The next day—or the same afternoon, depending on your schedule—swing by the Queen’s Gallery on Ratchadamnoen Klang Avenue. This multi-floor gallery regularly shows leading visual art in the Kingdom, including paintings and sculptures. It takes at least an hour to see it all. Before leaving, check out the gift shop, where books, shirts, posters, and other miscellaneous souvenirs are for sale.
Within a city block around the Queen’s Gallery stand a handful of museums, the newest being the Rattanakosin Exhibition Hall and the Ratchadamnoen Contemporary Art Center (RCAC). The former is quite an experience. An interactive learning centre, the exhibition hall tells the history of Thailand through music, film, and computer displays that form the backbone of a mandatory two-hour group tour. Two hours may sound like a lot of time, but it’s worth it—the English-speaking guides are full of anecdotes and lesser-known details. The nearby art centre is as billed: a three-story venue showcasing top Thai and foreign art, from paintings and sculptures to mixed media, that can easily consume a couple of hours of your perusing time. It plays host to the occasional event, as well.
After getting your fill of modern art, walk a couple hundred metres to the spearmint-coloured heritage house on the corner of Lan Luang. This is the King Prajadhipok Museum. Spread across three floors, exhibitions detail the life and rule of Rama VII, the last absolute monarch of Thailand, providing historical context to the revolution and subsequent coup that led to the modern-day system of governance.
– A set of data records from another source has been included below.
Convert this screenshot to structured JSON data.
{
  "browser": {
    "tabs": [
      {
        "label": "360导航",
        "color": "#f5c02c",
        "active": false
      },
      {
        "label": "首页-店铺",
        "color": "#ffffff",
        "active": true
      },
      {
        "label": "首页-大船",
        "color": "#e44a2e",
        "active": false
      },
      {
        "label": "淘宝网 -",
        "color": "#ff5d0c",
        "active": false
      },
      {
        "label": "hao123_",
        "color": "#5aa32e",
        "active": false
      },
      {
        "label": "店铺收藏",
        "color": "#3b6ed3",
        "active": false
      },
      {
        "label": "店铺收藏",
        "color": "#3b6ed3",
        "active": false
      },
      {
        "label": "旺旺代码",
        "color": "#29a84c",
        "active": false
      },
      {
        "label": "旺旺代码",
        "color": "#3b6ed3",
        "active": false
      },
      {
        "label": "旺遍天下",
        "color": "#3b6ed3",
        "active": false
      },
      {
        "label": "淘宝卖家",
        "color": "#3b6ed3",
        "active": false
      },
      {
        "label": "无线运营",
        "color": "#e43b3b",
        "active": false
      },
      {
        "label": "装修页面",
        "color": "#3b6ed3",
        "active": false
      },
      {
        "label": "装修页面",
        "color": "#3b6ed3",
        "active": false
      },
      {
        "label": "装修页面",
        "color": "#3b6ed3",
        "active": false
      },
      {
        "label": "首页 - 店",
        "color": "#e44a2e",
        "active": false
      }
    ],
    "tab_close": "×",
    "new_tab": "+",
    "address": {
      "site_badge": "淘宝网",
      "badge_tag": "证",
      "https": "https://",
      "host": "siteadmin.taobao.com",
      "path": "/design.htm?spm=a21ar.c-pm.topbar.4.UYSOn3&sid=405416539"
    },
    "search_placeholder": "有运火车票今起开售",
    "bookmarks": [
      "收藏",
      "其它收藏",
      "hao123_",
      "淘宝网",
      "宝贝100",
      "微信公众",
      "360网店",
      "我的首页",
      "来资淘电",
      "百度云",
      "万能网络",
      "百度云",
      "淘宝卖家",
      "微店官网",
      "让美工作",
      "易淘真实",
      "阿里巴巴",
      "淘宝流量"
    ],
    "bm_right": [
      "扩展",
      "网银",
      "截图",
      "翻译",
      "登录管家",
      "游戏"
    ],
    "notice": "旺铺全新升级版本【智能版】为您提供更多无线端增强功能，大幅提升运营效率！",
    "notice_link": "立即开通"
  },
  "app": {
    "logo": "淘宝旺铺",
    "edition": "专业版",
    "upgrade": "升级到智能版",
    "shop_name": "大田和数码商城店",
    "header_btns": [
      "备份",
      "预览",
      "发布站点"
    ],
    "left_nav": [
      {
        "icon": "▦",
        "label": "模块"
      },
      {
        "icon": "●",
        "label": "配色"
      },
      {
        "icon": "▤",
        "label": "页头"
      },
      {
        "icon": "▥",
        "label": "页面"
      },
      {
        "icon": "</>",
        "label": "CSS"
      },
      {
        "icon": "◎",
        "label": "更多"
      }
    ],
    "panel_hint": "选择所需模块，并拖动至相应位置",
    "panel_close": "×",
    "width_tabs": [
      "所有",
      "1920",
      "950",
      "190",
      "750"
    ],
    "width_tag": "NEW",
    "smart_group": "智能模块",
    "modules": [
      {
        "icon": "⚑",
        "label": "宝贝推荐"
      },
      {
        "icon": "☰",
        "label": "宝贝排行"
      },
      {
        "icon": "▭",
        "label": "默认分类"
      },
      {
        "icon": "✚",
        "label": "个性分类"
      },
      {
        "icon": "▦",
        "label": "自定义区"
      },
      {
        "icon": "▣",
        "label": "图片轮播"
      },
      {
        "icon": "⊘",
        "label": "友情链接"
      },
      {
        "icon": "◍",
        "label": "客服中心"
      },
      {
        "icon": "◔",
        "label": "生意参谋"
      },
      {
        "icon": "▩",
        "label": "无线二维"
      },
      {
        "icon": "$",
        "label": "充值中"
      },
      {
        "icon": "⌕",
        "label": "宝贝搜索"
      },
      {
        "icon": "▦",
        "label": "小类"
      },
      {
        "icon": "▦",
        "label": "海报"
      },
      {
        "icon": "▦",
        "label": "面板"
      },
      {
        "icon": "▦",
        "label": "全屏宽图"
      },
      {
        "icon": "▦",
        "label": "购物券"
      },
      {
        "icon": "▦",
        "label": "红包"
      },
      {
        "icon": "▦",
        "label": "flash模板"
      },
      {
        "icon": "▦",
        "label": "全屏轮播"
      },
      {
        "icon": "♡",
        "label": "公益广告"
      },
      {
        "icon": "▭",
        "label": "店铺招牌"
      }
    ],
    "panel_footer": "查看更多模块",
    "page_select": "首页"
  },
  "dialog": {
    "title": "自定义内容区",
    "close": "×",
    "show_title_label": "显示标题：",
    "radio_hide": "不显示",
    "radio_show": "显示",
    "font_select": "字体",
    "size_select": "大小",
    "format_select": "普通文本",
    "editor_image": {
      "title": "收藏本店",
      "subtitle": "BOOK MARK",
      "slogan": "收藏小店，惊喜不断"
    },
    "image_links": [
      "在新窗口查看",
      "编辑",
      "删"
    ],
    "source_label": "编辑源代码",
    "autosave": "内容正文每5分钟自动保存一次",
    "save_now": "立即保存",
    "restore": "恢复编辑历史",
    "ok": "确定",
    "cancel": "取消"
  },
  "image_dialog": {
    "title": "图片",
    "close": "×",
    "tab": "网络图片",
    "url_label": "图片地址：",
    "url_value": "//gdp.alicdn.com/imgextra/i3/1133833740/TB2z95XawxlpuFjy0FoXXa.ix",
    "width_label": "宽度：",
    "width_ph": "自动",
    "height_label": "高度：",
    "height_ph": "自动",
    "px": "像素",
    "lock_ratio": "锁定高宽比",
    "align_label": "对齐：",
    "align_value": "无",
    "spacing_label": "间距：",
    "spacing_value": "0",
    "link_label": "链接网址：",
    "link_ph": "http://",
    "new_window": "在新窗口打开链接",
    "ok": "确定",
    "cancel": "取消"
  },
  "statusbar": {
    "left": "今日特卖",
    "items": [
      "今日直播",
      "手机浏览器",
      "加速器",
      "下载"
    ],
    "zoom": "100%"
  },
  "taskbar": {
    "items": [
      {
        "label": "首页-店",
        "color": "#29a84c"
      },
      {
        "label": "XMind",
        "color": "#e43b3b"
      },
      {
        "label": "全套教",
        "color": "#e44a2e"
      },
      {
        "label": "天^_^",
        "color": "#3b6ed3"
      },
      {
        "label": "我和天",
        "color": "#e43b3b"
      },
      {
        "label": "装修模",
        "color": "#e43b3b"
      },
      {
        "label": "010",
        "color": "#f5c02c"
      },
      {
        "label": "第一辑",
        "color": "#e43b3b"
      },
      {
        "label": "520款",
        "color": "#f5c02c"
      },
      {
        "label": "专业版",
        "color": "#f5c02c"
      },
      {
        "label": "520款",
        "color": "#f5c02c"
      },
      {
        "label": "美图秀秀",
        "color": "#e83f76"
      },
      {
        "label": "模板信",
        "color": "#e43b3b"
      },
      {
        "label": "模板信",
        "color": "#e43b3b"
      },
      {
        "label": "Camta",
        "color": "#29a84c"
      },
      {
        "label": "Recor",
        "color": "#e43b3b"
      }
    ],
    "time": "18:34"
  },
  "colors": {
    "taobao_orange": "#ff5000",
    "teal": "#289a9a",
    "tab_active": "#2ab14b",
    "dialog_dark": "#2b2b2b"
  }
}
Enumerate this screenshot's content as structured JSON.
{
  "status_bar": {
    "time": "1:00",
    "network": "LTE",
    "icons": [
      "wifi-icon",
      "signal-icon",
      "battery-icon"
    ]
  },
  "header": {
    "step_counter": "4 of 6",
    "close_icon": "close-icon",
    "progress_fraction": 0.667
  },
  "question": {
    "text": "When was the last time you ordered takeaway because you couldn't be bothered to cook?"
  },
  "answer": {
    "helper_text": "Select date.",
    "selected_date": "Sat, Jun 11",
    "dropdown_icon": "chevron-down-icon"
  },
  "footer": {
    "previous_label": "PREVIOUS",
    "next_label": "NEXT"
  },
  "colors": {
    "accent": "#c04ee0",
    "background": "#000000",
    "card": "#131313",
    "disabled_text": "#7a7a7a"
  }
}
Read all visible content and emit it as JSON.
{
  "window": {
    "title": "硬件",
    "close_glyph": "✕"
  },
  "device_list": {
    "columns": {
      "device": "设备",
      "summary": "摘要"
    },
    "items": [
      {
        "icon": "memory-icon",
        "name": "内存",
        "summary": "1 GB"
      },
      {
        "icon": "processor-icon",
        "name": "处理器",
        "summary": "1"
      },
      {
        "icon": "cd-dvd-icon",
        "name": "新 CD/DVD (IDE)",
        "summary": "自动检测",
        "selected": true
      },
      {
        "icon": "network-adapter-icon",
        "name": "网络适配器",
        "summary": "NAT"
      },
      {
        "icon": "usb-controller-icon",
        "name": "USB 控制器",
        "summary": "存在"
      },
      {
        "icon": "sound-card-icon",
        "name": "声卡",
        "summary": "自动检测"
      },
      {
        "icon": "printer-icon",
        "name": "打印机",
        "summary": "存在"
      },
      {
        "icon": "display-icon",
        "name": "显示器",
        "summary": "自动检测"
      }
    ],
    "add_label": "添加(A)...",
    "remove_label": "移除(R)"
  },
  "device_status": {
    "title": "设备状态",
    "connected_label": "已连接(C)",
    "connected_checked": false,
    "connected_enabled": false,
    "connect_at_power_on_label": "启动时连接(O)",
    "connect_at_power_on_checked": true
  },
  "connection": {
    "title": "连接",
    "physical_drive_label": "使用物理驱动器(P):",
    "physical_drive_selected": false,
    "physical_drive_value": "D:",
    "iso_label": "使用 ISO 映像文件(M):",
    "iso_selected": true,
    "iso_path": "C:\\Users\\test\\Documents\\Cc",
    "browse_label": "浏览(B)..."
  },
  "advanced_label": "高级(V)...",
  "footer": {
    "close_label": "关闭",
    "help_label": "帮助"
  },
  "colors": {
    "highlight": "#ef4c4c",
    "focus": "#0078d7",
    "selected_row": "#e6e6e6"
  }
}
For history buffs, this will be one of the more fascinating museums in Bangkok, and worth the price of admission alone.
From Lan Luang, shuttle over to Dusit, stopping first at the Police Museum at Parutsakawan Palace. With its striking Art Nouveau façade, the palace itself is probably more interesting than the museum, but exhibitions are special, too. They show the social and political transformation of the Thai police since the 16th century—including centuries-old uniforms and weaponry behind glass cases. Be sure to wander the palace grounds, as these two European mansions share snapshots of bygone days.
Around the corner at Suan Sunandha Rajabhat University is 3 Silapa Rattanakosin, locatedin the Sai Suddha Nobhadol Building. Explore the life of old noblemen through a series of displays showing turn-of-the-century fittings and fixtures inside a heritage house. Also in the neighbourhood is Phya Thai Palace, a former home to royalty, hotel, and, curiously, a military hospital in its later days. With its jarring architectural contrasts, the palace could keep you occupied for an entire afternoon.
This loose riverside itinerary provides a mere snippet of what the Muse Pass has to offer. It buys access to a handful of other places in town (some in Rangsit), as well as upcountry, including the Phuket Thaihua Museum and the Sub-Jumpa Museum in Lopburi. Plus, it’s a gift that keeps giving. The pass also gives discounts at stores, cafés, and restaurants associated with the museums. Purchases can be made until the end of October, but the pass is good through the end of the year. For anyone with an interest in Thai culture and history, or simply with a thirst for knowledge, the Muse Pass is a must-have.